>>>>>

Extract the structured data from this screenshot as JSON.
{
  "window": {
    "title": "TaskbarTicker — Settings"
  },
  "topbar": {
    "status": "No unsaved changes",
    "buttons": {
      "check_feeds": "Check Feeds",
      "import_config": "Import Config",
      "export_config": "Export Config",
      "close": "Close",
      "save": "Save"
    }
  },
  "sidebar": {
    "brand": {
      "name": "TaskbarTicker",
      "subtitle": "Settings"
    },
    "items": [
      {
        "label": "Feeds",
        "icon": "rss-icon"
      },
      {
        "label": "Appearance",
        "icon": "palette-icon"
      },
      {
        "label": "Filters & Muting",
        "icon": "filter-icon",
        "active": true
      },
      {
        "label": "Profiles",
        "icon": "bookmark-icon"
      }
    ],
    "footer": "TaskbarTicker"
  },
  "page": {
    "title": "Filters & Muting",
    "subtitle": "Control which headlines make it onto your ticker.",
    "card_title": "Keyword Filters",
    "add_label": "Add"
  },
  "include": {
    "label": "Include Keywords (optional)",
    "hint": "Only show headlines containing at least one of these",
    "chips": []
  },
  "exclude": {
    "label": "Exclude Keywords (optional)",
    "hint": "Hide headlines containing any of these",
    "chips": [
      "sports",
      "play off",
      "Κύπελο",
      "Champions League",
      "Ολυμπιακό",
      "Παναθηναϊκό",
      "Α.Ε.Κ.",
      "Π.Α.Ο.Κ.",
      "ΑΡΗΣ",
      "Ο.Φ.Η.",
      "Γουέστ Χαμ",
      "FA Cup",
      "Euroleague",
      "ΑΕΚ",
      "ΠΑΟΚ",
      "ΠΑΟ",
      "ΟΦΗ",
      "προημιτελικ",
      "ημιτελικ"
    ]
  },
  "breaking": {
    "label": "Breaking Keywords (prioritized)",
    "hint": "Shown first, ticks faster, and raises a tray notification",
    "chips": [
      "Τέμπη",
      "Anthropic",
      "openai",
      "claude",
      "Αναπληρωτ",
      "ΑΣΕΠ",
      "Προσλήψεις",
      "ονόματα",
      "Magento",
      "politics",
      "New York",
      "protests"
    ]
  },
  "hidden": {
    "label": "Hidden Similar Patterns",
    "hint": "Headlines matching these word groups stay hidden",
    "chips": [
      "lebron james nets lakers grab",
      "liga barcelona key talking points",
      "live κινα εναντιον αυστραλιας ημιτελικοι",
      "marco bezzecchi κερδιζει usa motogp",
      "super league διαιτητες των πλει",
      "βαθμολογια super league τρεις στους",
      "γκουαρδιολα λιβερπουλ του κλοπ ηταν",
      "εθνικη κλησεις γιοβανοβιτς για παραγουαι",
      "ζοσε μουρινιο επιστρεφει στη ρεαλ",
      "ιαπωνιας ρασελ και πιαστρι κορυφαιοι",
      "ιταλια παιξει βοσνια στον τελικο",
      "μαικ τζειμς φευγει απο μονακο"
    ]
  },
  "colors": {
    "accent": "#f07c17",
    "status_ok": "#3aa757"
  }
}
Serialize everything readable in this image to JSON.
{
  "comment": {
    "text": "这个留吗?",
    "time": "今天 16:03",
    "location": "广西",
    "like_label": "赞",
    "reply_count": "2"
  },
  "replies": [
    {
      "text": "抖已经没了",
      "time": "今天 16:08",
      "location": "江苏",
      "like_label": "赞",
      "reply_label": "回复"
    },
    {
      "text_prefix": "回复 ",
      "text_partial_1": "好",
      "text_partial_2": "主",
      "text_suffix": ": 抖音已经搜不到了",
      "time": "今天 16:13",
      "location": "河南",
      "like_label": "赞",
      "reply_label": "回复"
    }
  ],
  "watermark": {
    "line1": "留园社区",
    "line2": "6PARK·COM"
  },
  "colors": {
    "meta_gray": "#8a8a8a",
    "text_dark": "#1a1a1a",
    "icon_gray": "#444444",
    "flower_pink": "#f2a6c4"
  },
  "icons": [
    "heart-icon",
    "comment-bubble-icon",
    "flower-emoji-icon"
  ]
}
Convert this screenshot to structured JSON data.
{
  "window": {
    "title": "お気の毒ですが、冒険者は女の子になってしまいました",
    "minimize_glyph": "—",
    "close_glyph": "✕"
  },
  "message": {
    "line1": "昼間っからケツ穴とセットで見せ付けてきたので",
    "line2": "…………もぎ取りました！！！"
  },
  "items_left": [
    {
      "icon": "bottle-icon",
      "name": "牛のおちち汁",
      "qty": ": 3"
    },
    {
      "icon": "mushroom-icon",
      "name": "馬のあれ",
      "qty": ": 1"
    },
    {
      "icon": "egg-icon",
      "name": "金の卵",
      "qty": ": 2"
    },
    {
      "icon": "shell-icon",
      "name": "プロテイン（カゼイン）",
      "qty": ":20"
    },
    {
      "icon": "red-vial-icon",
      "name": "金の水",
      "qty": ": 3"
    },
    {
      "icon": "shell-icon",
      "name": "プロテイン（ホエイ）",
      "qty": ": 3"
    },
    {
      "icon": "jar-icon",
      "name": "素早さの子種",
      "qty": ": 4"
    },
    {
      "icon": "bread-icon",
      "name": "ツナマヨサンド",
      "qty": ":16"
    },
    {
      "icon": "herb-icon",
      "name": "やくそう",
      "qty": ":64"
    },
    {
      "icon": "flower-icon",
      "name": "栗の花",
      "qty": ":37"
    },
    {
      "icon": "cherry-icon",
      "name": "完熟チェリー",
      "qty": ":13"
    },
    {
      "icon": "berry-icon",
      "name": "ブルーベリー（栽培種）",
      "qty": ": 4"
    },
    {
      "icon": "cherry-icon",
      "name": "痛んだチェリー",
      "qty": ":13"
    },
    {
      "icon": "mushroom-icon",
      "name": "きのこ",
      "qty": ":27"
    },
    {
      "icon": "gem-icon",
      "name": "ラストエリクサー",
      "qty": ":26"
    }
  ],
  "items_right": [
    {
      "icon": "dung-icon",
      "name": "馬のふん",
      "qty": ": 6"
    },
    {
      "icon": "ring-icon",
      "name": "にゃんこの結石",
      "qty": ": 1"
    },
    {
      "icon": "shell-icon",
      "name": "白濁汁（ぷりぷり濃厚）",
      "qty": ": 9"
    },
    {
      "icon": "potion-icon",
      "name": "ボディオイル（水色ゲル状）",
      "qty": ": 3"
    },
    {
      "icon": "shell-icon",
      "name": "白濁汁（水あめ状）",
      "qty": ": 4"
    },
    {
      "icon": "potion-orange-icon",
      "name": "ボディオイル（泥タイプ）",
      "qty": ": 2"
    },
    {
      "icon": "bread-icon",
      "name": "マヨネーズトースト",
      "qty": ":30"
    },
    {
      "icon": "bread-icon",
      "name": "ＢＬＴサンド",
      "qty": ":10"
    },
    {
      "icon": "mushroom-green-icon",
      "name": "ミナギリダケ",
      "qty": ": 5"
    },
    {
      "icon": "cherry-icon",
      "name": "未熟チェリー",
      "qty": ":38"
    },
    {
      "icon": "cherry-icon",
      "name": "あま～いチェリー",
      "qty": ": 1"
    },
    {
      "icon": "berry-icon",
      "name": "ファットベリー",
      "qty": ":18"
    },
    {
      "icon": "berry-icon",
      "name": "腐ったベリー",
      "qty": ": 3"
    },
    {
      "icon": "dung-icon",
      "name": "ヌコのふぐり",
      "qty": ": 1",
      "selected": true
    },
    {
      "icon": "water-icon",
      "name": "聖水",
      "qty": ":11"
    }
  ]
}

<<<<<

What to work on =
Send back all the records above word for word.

Exercise output =
Extract the structured data from this screenshot as JSON.
{
  "window": {
    "title": "TaskbarTicker — Settings"
  },
  "topbar": {
    "status": "No unsaved changes",
    "buttons": {
      "check_feeds": "Check Feeds",
      "import_config": "Import Config",
      "export_config": "Export Config",
      "close": "Close",
      "save": "Save"
    }
  },
  "sidebar": {
    "brand": {
      "name": "TaskbarTicker",
      "subtitle": "Settings"
    },
    "items": [
      {
        "label": "Feeds",
        "icon": "rss-icon"
      },
      {
        "label": "Appearance",
        "icon": "palette-icon"
      },
      {
        "label": "Filters & Muting",
        "icon": "filter-icon",
        "active": true
      },
      {
        "label": "Profiles",
        "icon": "bookmark-icon"
      }
    ],
    "footer": "TaskbarTicker"
  },
  "page": {
    "title": "Filters & Muting",
    "subtitle": "Control which headlines make it onto your ticker.",
    "card_title": "Keyword Filters",
    "add_label": "Add"
  },
  "include": {
    "label": "Include Keywords (optional)",
    "hint": "Only show headlines containing at least one of these",
    "chips": []
  },
  "exclude": {
    "label": "Exclude Keywords (optional)",
    "hint": "Hide headlines containing any of these",
    "chips": [
      "sports",
      "play off",
      "Κύπελο",
      "Champions League",
      "Ολυμπιακό",
      "Παναθηναϊκό",
      "Α.Ε.Κ.",
      "Π.Α.Ο.Κ.",
      "ΑΡΗΣ",
      "Ο.Φ.Η.",
      "Γουέστ Χαμ",
      "FA Cup",
      "Euroleague",
      "ΑΕΚ",
      "ΠΑΟΚ",
      "ΠΑΟ",
      "ΟΦΗ",
      "προημιτελικ",
      "ημιτελικ"
    ]
  },
  "breaking": {
    "label": "Breaking Keywords (prioritized)",
    "hint": "Shown first, ticks faster, and raises a tray notification",
    "chips": [
      "Τέμπη",
      "Anthropic",
      "openai",
      "claude",
      "Αναπληρωτ",
      "ΑΣΕΠ",
      "Προσλήψεις",
      "ονόματα",
      "Magento",
      "politics",
      "New York",
      "protests"
    ]
  },
  "hidden": {
    "label": "Hidden Similar Patterns",
    "hint": "Headlines matching these word groups stay hidden",
    "chips": [
      "lebron james nets lakers grab",
      "liga barcelona key talking points",
      "live κινα εναντιον αυστραλιας ημιτελικοι",
      "marco bezzecchi κερδιζει usa motogp",
      "super league διαιτητες των πλει",
      "βαθμολογια super league τρεις στους",
      "γκουαρδιολα λιβερπουλ του κλοπ ηταν",
      "εθνικη κλησεις γιοβανοβιτς για παραγουαι",
      "ζοσε μουρινιο επιστρεφει στη ρεαλ",
      "ιαπωνιας ρασελ και πιαστρι κορυφαιοι",
      "ιταλια παιξει βοσνια στον τελικο",
      "μαικ τζειμς φευγει απο μονακο"
    ]
  },
  "colors": {
    "accent": "#f07c17",
    "status_ok": "#3aa757"
  }
}
Serialize everything readable in this image to JSON.
{
  "comment": {
    "text": "这个留吗?",
    "time": "今天 16:03",
    "location": "广西",
    "like_label": "赞",
    "reply_count": "2"
  },
  "replies": [
    {
      "text": "抖已经没了",
      "time": "今天 16:08",
      "location": "江苏",
      "like_label": "赞",
      "reply_label": "回复"
    },
    {
      "text_prefix": "回复 ",
      "text_partial_1": "好",
      "text_partial_2": "主",
      "text_suffix": ": 抖音已经搜不到了",
      "time": "今天 16:13",
      "location": "河南",
      "like_label": "赞",
      "reply_label": "回复"
    }
  ],
  "watermark": {
    "line1": "留园社区",
    "line2": "6PARK·COM"
  },
  "colors": {
    "meta_gray": "#8a8a8a",
    "text_dark": "#1a1a1a",
    "icon_gray": "#444444",
    "flower_pink": "#f2a6c4"
  },
  "icons": [
    "heart-icon",
    "comment-bubble-icon",
    "flower-emoji-icon"
  ]
}
Convert this screenshot to structured JSON data.
{
  "window": {
    "title": "お気の毒ですが、冒険者は女の子になってしまいました",
    "minimize_glyph": "—",
    "close_glyph": "✕"
  },
  "message": {
    "line1": "昼間っからケツ穴とセットで見せ付けてきたので",
    "line2": "…………もぎ取りました！！！"
  },
  "items_left": [
    {
      "icon": "bottle-icon",
      "name": "牛のおちち汁",
      "qty": ": 3"
    },
    {
      "icon": "mushroom-icon",
      "name": "馬のあれ",
      "qty": ": 1"
    },
    {
      "icon": "egg-icon",
      "name": "金の卵",
      "qty": ": 2"
    },
    {
      "icon": "shell-icon",
      "name": "プロテイン（カゼイン）",
      "qty": ":20"
    },
    {
      "icon": "red-vial-icon",
      "name": "金の水",
      "qty": ": 3"
    },
    {
      "icon": "shell-icon",
      "name": "プロテイン（ホエイ）",
      "qty": ": 3"
    },
    {
      "icon": "jar-icon",
      "name": "素早さの子種",
      "qty": ": 4"
    },
    {
      "icon": "bread-icon",
      "name": "ツナマヨサンド",
      "qty": ":16"
    },
    {
      "icon": "herb-icon",
      "name": "やくそう",
      "qty": ":64"
    },
    {
      "icon": "flower-icon",
      "name": "栗の花",
      "qty": ":37"
    },
    {
      "icon": "cherry-icon",
      "name": "完熟チェリー",
      "qty": ":13"
    },
    {
      "icon": "berry-icon",
      "name": "ブルーベリー（栽培種）",
      "qty": ": 4"
    },
    {
      "icon": "cherry-icon",
      "name": "痛んだチェリー",
      "qty": ":13"
    },
    {
      "icon": "mushroom-icon",
      "name": "きのこ",
      "qty": ":27"
    },
    {
      "icon": "gem-icon",
      "name": "ラストエリクサー",
      "qty": ":26"
    }
  ],
  "items_right": [
    {
      "icon": "dung-icon",
      "name": "馬のふん",
      "qty": ": 6"
    },
    {
      "icon": "ring-icon",
      "name": "にゃんこの結石",
      "qty": ": 1"
    },
    {
      "icon": "shell-icon",
      "name": "白濁汁（ぷりぷり濃厚）",
      "qty": ": 9"
    },
    {
      "icon": "potion-icon",
      "name": "ボディオイル（水色ゲル状）",
      "qty": ": 3"
    },
    {
      "icon": "shell-icon",
      "name": "白濁汁（水あめ状）",
      "qty": ": 4"
    },
    {
      "icon": "potion-orange-icon",
      "name": "ボディオイル（泥タイプ）",
      "qty": ": 2"
    },
    {
      "icon": "bread-icon",
      "name": "マヨネーズトースト",
      "qty": ":30"
    },
    {
      "icon": "bread-icon",
      "name": "ＢＬＴサンド",
      "qty": ":10"
    },
    {
      "icon": "mushroom-green-icon",
      "name": "ミナギリダケ",
      "qty": ": 5"
    },
    {
      "icon": "cherry-icon",
      "name": "未熟チェリー",
      "qty": ":38"
    },
    {
      "icon": "cherry-icon",
      "name": "あま～いチェリー",
      "qty": ": 1"
    },
    {
      "icon": "berry-icon",
      "name": "ファットベリー",
      "qty": ":18"
    },
    {
      "icon": "berry-icon",
      "name": "腐ったベリー",
      "qty": ": 3"
    },
    {
      "icon": "dung-icon",
      "name": "ヌコのふぐり",
      "qty": ": 1",
      "selected": true
    },
    {
      "icon": "water-icon",
      "name": "聖水",
      "qty": ":11"
    }
  ]
}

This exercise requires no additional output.